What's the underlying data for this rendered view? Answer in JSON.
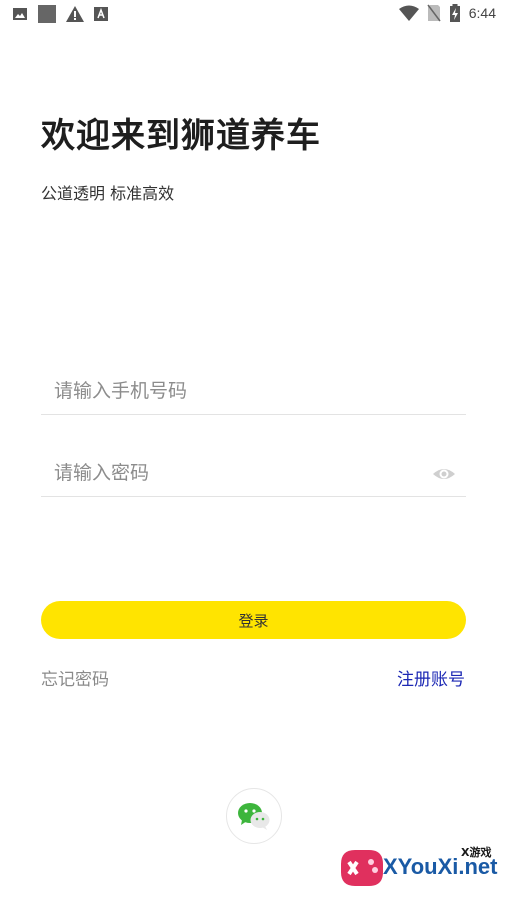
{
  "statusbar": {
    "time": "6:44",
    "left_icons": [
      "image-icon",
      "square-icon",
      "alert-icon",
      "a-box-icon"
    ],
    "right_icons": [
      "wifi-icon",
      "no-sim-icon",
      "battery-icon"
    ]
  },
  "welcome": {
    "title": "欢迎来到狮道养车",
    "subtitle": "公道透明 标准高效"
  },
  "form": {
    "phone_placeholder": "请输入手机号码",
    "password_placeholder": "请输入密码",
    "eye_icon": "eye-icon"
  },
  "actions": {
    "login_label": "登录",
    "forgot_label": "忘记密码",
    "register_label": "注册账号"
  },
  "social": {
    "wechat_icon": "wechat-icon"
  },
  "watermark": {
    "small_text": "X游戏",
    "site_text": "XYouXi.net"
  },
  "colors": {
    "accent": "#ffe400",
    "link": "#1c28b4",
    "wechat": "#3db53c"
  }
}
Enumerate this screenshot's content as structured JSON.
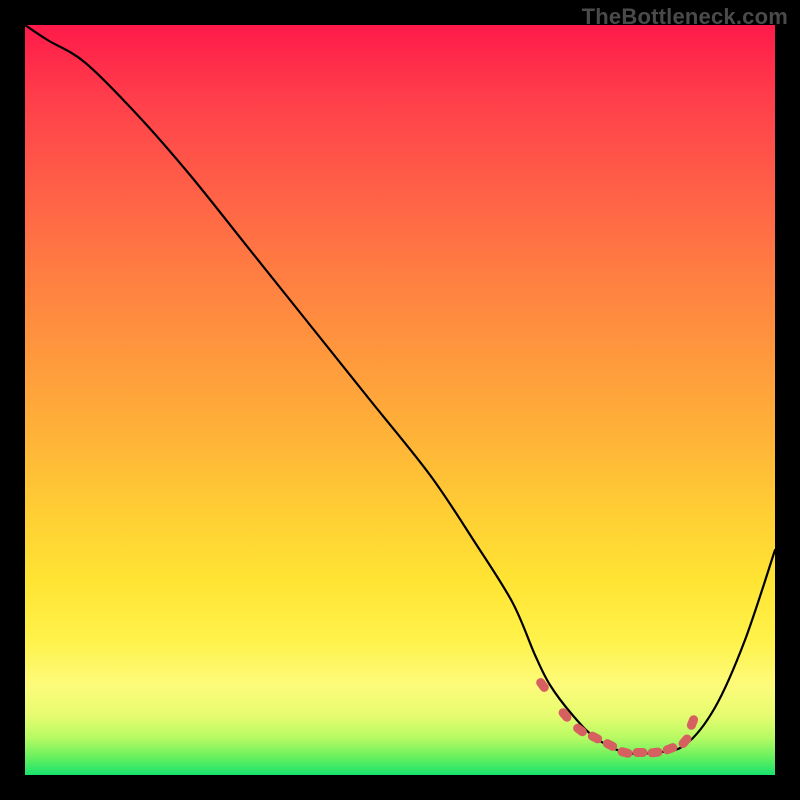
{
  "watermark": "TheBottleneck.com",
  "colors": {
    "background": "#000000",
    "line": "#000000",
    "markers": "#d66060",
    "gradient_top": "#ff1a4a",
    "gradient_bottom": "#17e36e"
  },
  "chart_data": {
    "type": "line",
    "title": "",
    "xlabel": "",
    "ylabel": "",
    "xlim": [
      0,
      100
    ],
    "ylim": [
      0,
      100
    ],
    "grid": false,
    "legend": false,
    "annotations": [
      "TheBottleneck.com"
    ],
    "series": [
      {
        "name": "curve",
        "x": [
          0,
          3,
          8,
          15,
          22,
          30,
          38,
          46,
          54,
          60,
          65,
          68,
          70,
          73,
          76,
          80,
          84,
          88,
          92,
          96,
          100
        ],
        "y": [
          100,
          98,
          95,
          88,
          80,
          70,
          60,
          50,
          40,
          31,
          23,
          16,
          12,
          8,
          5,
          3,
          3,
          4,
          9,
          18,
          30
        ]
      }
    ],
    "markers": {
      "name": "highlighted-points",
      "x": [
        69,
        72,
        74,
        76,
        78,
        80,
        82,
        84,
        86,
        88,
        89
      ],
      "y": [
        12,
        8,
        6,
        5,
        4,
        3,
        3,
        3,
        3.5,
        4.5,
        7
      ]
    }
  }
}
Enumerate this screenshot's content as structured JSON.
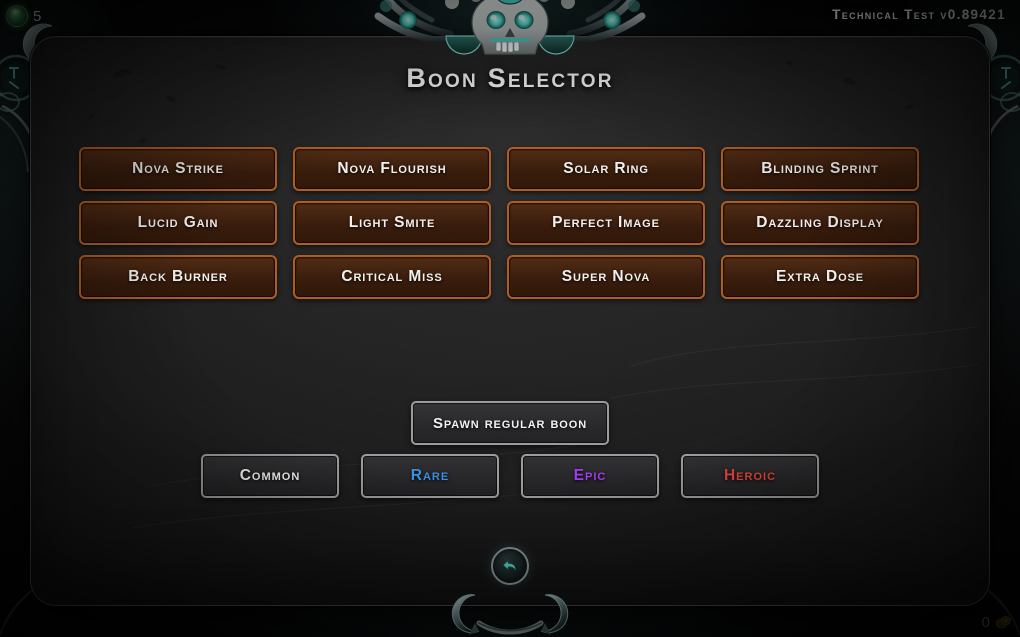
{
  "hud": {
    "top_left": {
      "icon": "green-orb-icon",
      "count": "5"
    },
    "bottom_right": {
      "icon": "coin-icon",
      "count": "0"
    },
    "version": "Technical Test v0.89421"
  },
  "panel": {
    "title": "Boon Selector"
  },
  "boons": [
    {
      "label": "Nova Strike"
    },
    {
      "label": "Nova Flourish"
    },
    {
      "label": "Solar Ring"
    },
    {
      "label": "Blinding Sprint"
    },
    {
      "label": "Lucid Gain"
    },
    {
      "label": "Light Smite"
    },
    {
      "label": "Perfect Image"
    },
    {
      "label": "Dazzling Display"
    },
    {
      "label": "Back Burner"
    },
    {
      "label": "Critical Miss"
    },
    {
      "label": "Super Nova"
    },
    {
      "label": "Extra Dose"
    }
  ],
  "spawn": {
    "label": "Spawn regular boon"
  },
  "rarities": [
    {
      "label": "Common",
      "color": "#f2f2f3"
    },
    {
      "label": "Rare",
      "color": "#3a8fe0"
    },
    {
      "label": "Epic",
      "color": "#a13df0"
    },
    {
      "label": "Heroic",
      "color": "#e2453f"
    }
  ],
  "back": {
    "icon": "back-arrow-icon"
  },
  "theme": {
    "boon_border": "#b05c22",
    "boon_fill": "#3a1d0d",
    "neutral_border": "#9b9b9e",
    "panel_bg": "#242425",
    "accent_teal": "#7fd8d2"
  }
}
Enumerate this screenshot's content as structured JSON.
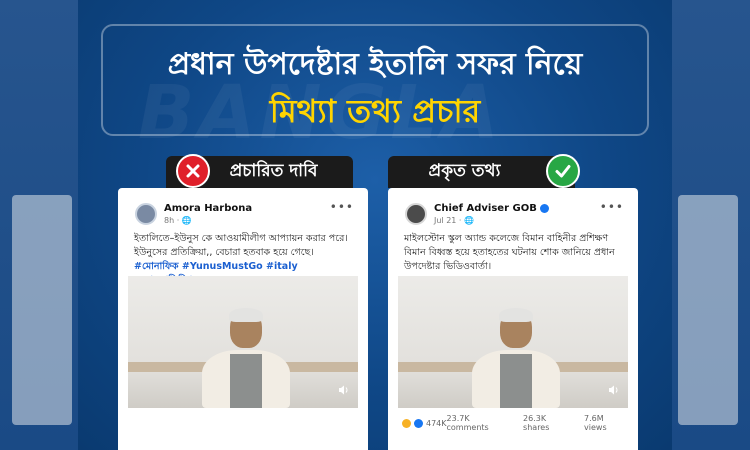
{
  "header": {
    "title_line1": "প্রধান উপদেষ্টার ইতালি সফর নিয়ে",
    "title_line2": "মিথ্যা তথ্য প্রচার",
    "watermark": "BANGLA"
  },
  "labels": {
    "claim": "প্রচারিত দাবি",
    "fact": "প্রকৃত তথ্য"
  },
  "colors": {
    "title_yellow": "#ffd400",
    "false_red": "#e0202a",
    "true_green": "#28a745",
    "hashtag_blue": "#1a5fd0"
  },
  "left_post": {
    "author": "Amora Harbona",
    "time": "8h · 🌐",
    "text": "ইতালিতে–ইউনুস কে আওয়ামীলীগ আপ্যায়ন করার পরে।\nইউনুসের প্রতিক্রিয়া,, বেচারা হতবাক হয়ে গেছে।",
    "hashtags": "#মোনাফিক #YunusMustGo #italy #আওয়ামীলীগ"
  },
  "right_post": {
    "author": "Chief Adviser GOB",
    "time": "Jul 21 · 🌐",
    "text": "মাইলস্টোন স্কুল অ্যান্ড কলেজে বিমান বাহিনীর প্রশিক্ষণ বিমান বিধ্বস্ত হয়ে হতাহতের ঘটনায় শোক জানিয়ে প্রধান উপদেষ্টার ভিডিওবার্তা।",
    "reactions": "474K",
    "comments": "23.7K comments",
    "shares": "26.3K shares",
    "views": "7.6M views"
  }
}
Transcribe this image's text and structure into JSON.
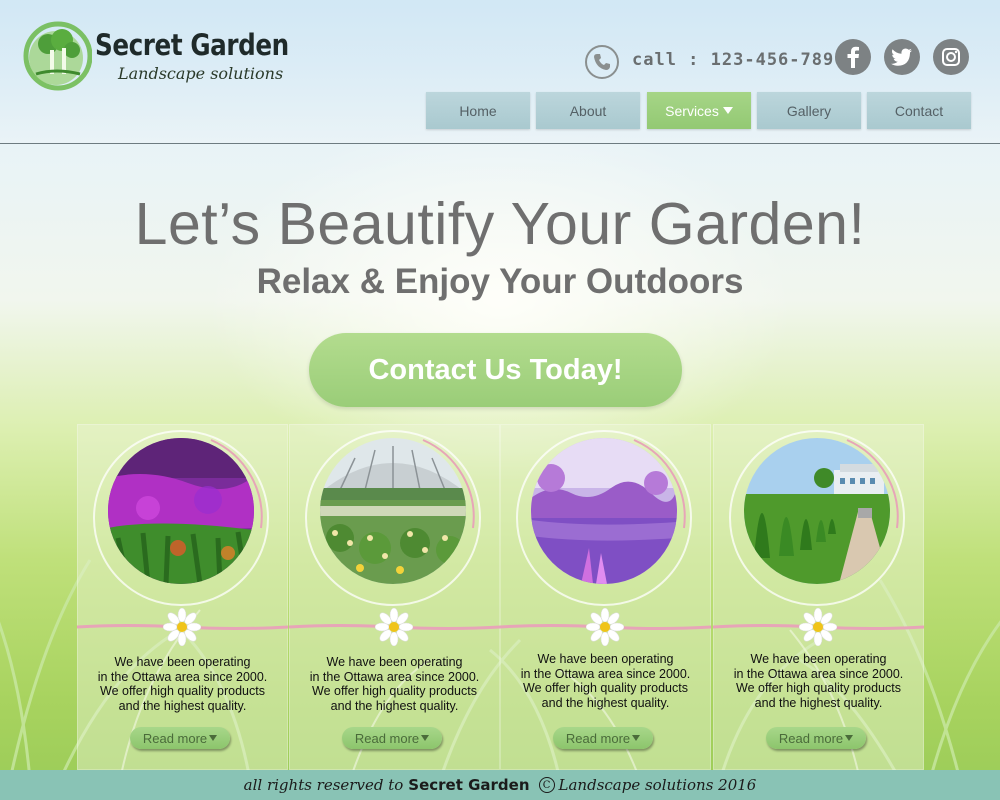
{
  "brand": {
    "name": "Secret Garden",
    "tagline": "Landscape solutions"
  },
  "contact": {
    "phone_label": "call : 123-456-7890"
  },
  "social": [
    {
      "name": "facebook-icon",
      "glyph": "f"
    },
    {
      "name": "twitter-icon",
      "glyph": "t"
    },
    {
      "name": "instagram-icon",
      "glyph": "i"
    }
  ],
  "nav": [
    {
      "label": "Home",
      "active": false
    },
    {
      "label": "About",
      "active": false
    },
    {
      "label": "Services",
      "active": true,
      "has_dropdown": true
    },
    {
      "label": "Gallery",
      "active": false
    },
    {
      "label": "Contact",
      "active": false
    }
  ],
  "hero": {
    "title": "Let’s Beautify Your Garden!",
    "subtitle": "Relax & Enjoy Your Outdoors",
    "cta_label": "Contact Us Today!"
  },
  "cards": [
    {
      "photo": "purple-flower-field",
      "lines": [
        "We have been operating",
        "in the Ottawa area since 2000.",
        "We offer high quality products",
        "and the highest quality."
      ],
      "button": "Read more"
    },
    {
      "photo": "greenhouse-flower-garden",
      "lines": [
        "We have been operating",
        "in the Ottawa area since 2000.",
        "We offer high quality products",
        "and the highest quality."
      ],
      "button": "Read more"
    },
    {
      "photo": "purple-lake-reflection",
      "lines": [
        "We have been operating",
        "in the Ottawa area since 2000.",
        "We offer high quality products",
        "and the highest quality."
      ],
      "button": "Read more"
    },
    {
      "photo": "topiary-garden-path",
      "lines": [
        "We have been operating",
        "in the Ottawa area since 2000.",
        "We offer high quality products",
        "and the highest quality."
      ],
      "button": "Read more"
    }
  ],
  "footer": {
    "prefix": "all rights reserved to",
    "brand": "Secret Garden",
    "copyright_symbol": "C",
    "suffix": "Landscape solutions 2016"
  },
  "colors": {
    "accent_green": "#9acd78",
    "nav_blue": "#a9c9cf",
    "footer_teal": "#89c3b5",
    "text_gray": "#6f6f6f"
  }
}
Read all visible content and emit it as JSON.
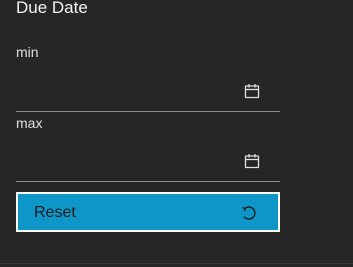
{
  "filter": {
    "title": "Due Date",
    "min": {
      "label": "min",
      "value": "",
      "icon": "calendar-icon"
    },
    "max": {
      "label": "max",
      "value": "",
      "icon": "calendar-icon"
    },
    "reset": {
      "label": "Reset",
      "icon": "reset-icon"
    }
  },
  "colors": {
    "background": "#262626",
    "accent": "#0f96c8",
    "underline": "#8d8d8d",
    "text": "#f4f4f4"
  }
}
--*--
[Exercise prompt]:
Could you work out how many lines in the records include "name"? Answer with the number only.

[Response]:
6